Data entries:
================================

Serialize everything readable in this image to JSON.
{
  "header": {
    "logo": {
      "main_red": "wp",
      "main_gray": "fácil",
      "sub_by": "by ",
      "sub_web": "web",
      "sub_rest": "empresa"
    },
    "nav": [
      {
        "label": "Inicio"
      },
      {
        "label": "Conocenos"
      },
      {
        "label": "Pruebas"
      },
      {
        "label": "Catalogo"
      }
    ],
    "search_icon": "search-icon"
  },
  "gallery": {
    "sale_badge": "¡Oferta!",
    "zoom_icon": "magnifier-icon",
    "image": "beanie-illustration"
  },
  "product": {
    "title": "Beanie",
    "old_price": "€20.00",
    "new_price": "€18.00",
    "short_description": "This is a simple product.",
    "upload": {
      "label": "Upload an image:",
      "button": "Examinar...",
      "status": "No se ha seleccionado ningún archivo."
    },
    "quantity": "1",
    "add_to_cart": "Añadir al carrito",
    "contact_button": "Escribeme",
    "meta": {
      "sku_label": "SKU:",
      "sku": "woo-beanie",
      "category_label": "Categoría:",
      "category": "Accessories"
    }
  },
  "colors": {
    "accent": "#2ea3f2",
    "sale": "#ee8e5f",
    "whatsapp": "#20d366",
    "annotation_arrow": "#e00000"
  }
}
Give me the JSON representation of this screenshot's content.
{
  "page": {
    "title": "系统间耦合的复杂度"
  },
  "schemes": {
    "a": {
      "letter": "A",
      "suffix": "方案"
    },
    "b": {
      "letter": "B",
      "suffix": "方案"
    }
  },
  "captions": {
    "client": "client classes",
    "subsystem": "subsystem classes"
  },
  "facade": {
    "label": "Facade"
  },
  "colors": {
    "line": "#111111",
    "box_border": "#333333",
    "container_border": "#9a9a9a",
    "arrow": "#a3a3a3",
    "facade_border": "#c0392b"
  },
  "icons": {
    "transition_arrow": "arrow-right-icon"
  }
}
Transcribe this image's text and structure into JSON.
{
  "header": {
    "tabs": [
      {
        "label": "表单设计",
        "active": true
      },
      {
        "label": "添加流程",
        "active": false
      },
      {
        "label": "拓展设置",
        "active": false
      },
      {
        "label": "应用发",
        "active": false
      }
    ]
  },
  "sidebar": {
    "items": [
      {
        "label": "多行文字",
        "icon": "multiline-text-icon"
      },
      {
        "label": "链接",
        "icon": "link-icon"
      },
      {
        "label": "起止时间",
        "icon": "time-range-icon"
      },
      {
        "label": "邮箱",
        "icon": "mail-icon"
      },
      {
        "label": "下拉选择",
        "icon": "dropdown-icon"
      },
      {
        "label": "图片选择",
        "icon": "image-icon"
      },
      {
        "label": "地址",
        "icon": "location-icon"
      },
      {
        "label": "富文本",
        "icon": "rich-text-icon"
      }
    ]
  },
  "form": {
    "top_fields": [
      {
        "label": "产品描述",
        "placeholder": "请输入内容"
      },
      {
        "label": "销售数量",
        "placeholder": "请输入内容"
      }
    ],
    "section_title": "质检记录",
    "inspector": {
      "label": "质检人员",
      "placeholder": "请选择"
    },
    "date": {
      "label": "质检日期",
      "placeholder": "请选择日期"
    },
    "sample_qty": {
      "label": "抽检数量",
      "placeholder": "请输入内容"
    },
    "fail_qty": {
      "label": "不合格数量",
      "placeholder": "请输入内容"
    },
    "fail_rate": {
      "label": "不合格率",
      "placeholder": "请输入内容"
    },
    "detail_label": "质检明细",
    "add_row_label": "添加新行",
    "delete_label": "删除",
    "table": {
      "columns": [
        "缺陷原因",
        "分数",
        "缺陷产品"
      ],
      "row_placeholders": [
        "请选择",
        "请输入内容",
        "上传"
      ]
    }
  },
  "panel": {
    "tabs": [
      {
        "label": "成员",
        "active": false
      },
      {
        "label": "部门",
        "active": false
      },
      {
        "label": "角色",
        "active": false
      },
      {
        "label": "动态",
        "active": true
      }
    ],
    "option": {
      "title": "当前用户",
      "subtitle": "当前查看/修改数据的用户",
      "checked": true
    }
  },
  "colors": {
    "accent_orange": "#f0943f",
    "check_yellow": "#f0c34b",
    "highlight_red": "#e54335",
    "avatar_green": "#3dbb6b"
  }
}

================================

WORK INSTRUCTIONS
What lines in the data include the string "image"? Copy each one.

ANSWER SECTION
Serialize everything readable in this image to JSON.
    "image": "beanie-illustration"
      "label": "Upload an image:",
Transcribe this image's text and structure into JSON.
        "icon": "image-icon"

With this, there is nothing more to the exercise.